Established in 1964, the Commission for Historic and Architectural Preservation’s focus is to ensure that Baltimore’s historic architectural heritage is protected and maintained as an irreplaceable legacy that has contributed to Baltimore’s unique character and diversity. Working with CHAP the Preservation Society created the first National Register Historic District in Maryland with the successful application of Fell’s Point to the Registry in 1969.
Again the Society partnered with CHAP to create a CHAP Historic District in Fell’s Point. This pairing of the local CHAP district with the National Register District has created the opportunity for the restoration and rehabilitation of hundreds of historic structures through the use of tax credit programs offered by these historic districts.
As the number of restorations and rehabilitation projects in Fell’s Point increased, the Preservation Society organized a design review committee that provides neighborhood design review required by CHAP for building permits.

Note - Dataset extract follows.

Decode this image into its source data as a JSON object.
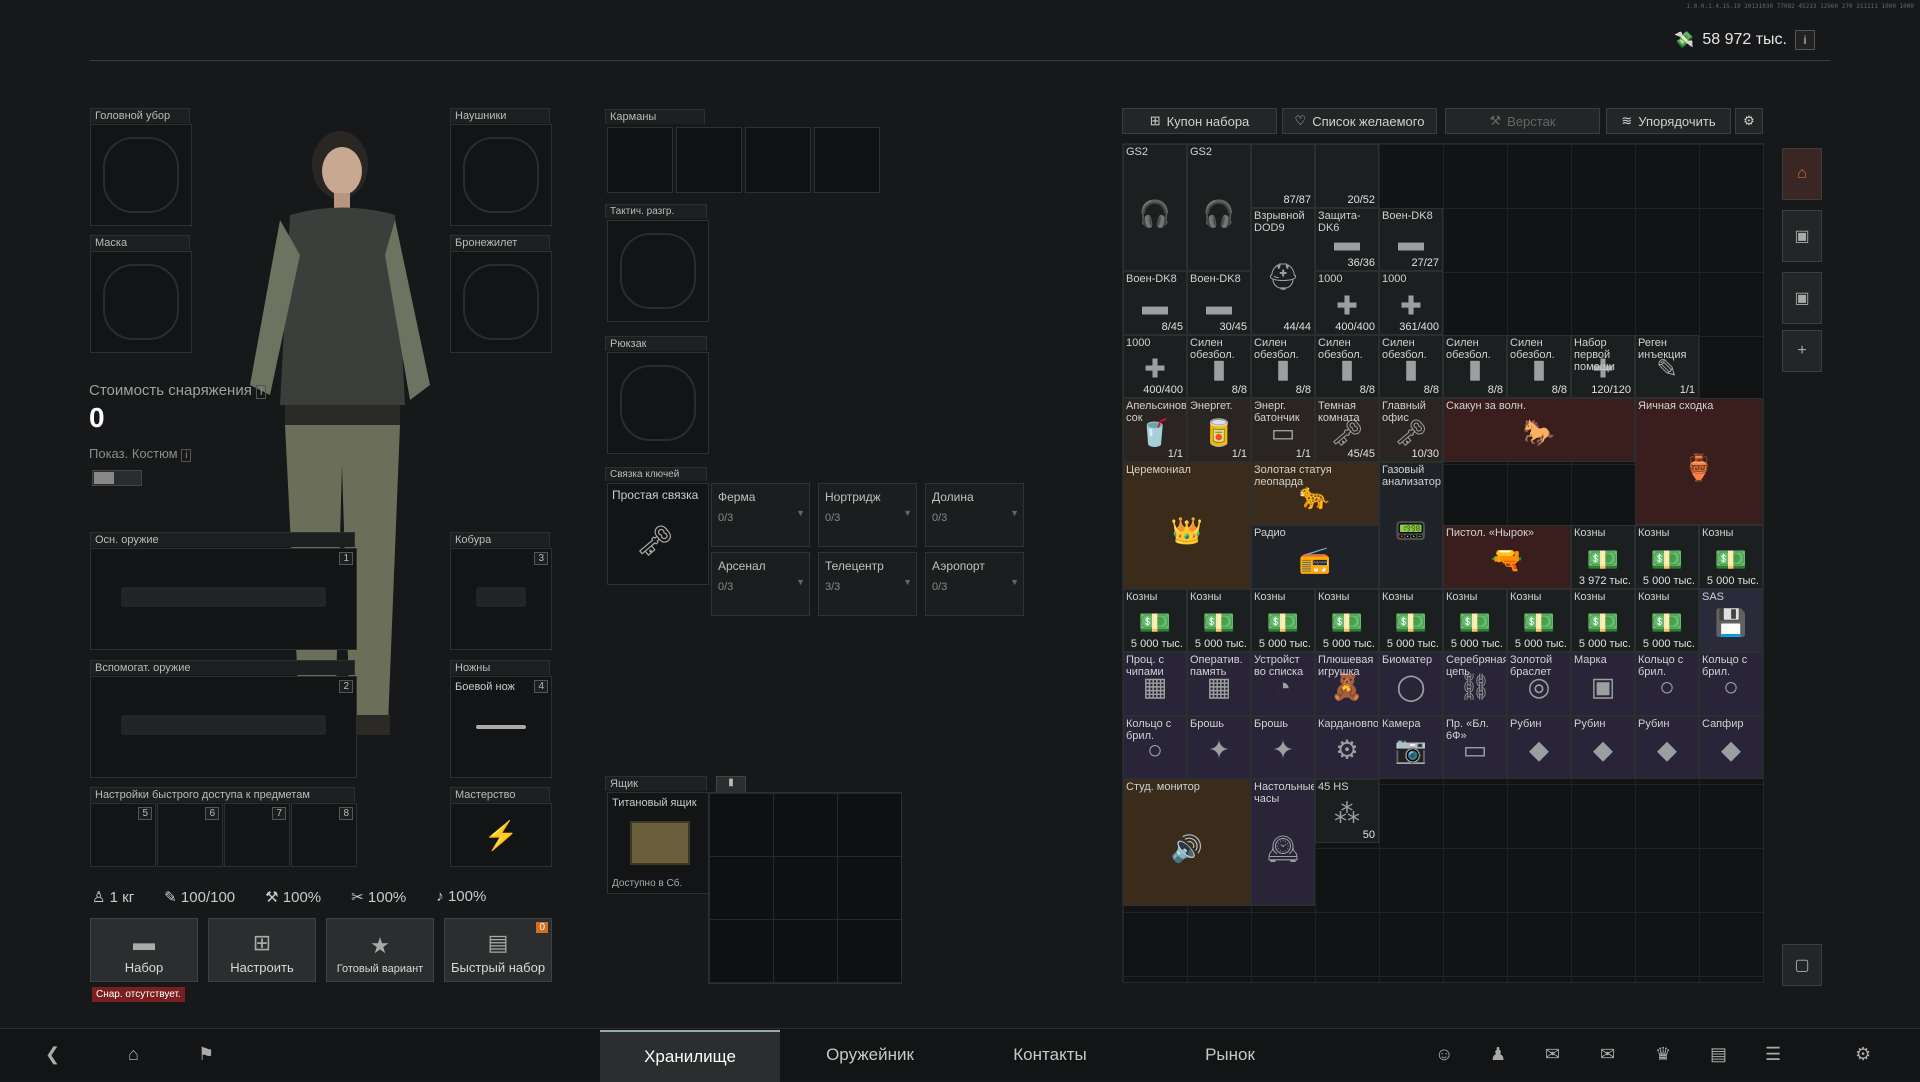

Known as the Fell’s Point Design Review Committee, this committee, meeting under the auspice of the Society, comments on the design, compatibility with the Fell’s Point historic district and adherence to the CHAP guidelines of submitted projects and reports its comments to CHAP as part of the neighborhood review process.
With the ultimate collapse of the shipping, warehousing and manufacturing industries in Fell’s Point in the 1970’s large tracts of vacant land became available for reuse along the waterfront. In looking at underutilized tract that surrounded Fell’s Point the Preservation Society sought ways to ensure that future development would be compatible with the scale and nature of the existing historic district. Working with various neighborhood committees, CHAP and Zoning the Society contributed to evolution of plans for waterfront development that maintained land usages compatible with the scale of the historic waterfront while allowing for new growth and building construction.
As the neighborhood along South Broadway has changed and the nature of retailing reinvented, the Society has focused its attention from the redeveloped and reimaged vibrant waterfront to the challenges the facing South Broadway along its blocks from Fell’s Point to Hopkins Hospitals. As the waterfront is a part of historic Fell’s Point so too is the view corridor from Hopkins to Thames Street.
Much of the commercial activity along south Broadway is gone as are the many institutional usages that served the neighborhood. In order to address the issues of under investment and vacant properties the Society, as it did with the waterfront issues, is partnering with various city agencies, as well as neighborhood and preservation organizations to begin to evolve a new vision for land use opportunities that respect the existing historic nature of South Broadway as it connects Fell’s Point with Johns Hopkins.In this way the Society looks to combine historic preservation with today’s development goals to form a new neighborhood that respects the past, but will serve Fell’s Point well into the future.